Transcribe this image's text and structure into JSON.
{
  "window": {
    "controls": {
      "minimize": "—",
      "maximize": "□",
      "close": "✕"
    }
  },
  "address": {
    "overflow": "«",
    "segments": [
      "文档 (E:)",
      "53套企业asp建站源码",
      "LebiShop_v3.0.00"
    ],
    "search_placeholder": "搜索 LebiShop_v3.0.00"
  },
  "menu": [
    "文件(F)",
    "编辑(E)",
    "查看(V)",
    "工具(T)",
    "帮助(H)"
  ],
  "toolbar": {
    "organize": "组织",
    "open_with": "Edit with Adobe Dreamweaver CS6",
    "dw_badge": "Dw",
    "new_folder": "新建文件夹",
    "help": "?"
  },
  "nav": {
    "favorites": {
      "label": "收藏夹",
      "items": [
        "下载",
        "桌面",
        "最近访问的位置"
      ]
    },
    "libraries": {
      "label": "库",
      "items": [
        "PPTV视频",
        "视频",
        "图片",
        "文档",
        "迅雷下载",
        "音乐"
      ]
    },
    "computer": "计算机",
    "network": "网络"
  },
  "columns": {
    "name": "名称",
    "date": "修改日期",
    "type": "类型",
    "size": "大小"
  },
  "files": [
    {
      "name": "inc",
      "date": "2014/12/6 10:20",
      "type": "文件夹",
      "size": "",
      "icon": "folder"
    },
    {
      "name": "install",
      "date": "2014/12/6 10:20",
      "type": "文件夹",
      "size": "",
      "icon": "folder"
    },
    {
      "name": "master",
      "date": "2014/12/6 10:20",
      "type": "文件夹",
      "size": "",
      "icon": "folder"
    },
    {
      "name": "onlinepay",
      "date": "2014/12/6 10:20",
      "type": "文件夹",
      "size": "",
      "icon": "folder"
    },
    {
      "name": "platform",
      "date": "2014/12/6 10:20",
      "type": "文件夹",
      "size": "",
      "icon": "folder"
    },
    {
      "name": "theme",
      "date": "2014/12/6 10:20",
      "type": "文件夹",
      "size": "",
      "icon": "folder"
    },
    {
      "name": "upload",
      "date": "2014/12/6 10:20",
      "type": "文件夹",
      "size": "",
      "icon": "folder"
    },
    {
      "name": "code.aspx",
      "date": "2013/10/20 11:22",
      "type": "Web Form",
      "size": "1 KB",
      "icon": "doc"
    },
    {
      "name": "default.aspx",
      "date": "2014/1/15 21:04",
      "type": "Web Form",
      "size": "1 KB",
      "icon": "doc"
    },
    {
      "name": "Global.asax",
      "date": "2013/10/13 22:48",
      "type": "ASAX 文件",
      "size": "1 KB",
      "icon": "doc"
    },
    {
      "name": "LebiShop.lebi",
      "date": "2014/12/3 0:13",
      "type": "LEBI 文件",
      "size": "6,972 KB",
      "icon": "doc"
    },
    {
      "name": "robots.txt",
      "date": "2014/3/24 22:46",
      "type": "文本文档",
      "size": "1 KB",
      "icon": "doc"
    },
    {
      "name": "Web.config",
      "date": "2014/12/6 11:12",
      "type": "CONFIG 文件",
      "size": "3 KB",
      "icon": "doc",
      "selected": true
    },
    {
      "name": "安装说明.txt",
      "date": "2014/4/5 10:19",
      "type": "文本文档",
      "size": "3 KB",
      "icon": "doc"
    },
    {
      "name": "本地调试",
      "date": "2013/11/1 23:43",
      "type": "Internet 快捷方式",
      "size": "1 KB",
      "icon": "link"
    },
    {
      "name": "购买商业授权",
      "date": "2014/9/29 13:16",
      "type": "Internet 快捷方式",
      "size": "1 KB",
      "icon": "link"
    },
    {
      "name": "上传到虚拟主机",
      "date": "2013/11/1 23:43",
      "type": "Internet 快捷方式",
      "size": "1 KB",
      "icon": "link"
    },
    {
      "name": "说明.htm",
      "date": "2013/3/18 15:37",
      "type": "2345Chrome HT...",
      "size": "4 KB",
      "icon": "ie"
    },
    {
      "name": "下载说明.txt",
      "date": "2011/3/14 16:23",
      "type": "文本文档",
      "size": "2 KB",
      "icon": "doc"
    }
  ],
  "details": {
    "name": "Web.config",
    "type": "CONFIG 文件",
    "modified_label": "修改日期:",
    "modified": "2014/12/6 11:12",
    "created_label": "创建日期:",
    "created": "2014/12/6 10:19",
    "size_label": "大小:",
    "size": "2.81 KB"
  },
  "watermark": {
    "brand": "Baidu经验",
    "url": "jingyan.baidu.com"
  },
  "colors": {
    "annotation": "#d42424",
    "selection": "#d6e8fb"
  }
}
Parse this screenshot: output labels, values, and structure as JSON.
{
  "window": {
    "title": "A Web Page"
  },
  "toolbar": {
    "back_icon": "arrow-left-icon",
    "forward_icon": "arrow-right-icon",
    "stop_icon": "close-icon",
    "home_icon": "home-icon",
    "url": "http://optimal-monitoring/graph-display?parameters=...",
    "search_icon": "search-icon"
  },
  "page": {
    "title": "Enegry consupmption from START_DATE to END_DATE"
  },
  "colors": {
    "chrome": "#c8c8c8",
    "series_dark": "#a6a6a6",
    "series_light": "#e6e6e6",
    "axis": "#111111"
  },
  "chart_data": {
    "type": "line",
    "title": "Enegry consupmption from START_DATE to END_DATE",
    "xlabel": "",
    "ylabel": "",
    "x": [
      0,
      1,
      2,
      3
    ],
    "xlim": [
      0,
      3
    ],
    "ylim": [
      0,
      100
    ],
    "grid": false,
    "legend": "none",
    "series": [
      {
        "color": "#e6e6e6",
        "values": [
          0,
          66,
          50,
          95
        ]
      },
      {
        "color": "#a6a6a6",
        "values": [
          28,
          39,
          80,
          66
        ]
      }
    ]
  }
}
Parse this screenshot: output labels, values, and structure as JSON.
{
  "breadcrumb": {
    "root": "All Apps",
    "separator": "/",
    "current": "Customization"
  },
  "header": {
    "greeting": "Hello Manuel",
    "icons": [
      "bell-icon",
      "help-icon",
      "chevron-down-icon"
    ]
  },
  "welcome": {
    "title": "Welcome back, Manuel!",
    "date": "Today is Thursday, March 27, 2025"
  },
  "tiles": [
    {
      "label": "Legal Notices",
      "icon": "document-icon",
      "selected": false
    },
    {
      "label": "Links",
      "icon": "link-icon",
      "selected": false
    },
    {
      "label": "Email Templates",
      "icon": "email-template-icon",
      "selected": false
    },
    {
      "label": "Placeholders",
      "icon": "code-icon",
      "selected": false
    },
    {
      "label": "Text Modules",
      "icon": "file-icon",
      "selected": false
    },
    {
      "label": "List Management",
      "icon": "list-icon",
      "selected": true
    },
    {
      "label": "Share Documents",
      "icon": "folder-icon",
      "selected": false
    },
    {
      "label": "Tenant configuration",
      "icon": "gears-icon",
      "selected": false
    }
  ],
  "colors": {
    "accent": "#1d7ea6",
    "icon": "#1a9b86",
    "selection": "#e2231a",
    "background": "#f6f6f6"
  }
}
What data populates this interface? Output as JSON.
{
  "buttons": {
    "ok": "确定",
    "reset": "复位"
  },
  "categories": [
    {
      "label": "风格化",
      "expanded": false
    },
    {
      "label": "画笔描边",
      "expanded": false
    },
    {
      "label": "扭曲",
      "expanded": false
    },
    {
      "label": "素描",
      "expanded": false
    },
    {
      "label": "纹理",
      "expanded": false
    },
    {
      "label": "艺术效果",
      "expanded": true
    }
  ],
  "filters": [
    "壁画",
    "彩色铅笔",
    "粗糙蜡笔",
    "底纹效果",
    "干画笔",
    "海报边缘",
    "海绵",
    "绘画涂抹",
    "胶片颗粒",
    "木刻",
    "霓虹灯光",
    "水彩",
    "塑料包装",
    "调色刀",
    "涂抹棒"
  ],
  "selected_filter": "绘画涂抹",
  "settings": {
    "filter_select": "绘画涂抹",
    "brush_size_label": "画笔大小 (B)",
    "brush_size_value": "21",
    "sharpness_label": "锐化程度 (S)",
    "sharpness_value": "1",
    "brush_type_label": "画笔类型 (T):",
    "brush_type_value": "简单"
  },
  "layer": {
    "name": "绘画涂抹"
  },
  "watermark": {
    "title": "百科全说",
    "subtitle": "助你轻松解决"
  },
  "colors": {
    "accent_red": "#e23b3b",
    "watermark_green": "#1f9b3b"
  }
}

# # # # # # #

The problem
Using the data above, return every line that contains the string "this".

Exercise output
Transcribe this image's text and structure into JSON.
Parse this screenshot: output labels, values, and structure as JSON.
Parse this screenshot: output labels, values, and structure as JSON.
What data populates this interface? Output as JSON.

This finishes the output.